Latino Youth Will Save Hundreds by Not Complying With ACA

Study Says "Young Invincibles" Are Better Off Without Affordable Care Act

(Washington, D.C.) – A basic premise of the Affordable Care Act (also called the ACA or Obamacare) is that insurance costs should be equalized for all Americans by requiring those who are young and healthy, referred to now as "Young Invincibles" ages 18-34, to pay more so that those who are older or sicker can pay less. But with 10.2 million of 53 million Hispanics in the U.S uninsured – most of which fall into the coveted age range – the Obama Administration is set on enrolling this group who admit that the law is "confusing and complicated," according to a new study. About 3.7 million "Young Invincibles" will see a savings of at least $500 in 2014 by not buying this expensive insurance and instead paying the penalty. More than 3 million will save $1,000.

Daniel Garza, Executive Director of The LIBRE Initiative released the following statement:
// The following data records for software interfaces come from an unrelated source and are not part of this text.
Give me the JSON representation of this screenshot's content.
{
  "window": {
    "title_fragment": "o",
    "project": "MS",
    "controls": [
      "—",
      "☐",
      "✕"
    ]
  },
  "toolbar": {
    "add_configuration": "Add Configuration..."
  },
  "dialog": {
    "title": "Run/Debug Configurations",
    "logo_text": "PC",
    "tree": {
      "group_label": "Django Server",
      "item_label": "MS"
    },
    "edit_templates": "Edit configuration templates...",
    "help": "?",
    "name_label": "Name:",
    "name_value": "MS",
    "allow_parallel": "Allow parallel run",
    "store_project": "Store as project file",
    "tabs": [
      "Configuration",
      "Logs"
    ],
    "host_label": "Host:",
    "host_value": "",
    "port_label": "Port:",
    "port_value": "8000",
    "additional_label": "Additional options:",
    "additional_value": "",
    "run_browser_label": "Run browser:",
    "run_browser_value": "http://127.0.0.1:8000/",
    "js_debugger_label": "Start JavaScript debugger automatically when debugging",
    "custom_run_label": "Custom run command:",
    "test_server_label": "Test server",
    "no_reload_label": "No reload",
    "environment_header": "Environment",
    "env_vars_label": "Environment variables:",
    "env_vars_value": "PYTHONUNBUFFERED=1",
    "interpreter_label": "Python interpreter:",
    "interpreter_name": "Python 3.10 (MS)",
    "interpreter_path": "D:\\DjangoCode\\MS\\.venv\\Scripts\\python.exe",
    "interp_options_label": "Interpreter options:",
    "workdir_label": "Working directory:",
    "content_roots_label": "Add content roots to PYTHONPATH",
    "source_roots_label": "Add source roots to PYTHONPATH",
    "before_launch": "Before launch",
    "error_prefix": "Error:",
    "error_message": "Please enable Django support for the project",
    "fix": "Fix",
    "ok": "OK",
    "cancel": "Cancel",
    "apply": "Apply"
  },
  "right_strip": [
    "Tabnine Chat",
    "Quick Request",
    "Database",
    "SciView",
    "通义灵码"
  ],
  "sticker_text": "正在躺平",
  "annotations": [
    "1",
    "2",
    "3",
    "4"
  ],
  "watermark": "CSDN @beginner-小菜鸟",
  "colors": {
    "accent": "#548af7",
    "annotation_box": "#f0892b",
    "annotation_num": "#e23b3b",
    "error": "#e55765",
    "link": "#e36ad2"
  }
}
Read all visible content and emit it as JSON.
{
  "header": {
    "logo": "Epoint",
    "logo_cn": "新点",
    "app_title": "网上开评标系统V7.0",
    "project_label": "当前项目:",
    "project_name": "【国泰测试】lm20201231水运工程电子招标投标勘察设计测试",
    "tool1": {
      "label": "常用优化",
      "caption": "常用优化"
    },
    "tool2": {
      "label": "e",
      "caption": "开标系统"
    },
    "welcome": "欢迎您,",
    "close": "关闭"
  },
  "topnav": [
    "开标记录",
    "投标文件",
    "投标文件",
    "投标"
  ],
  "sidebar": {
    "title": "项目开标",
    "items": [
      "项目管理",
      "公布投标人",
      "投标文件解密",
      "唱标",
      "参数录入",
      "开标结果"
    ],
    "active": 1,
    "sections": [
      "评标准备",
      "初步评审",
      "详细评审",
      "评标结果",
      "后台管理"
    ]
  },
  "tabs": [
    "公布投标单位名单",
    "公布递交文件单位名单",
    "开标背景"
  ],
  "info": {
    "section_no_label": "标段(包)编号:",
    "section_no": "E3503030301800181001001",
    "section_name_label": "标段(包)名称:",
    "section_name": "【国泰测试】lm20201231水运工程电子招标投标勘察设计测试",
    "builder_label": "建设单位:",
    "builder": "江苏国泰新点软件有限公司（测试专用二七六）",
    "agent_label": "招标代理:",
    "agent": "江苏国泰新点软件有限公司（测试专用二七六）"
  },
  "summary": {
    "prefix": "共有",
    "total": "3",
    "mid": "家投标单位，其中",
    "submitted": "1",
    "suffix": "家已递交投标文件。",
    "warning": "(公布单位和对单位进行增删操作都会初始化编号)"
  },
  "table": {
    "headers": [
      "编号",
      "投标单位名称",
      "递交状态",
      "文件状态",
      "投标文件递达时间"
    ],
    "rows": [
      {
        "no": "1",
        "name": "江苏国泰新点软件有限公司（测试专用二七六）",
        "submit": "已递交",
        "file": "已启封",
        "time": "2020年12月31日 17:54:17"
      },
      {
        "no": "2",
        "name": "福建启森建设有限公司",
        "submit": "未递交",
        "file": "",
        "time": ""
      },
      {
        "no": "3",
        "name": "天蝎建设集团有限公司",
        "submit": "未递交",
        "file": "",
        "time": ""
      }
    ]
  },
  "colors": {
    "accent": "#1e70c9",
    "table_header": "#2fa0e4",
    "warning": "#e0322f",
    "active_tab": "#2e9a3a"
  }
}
"The Affordable Care Act is a terrible deal for most young people who are saddled with student loan debt and still can't find jobs. This is especially true for Hispanic Millennials aged 16-24 who suffer a 18.1% unemployment rate compared to other minority groups. Now the White House is telling them they need to cough up hundreds of dollars more each year to purchase plans that don't suit their needs? This is unfair to Latino youth.

The Obama Administration is specifically targeting young Hispanics to sign up for this bad deal and won't acknowledge that for most Hispanics, it will cost significantly less to pay for doctor visits out of pocket, than to enroll in Obamacare. The ACA needs to be repealed and replaced with a fair law that protects and expands care – without gouging millions."

If 7 million healthy people do not purchase insurance by the spring of 2015 at these inflated premiums, insurers will lose money – potentially leading to a "death spiral" where companies cannot afford to cover the costs of older and sicker patients. Experts argue that the private health care system in the U.S. could reach a crisis due to these provisions of the health care law, leading to far greater government control over the market. If this occurs, today's young people will pay higher premiums to support a system that may never offer them benefits. To force compliance, the ACA includes a tax penalty that rises over time for those who do not buy insurance.

For interviews with a LIBRE representative, please contact: Judy Pino, 202-578-6424 or Brian Faughnan, 571-257-3309.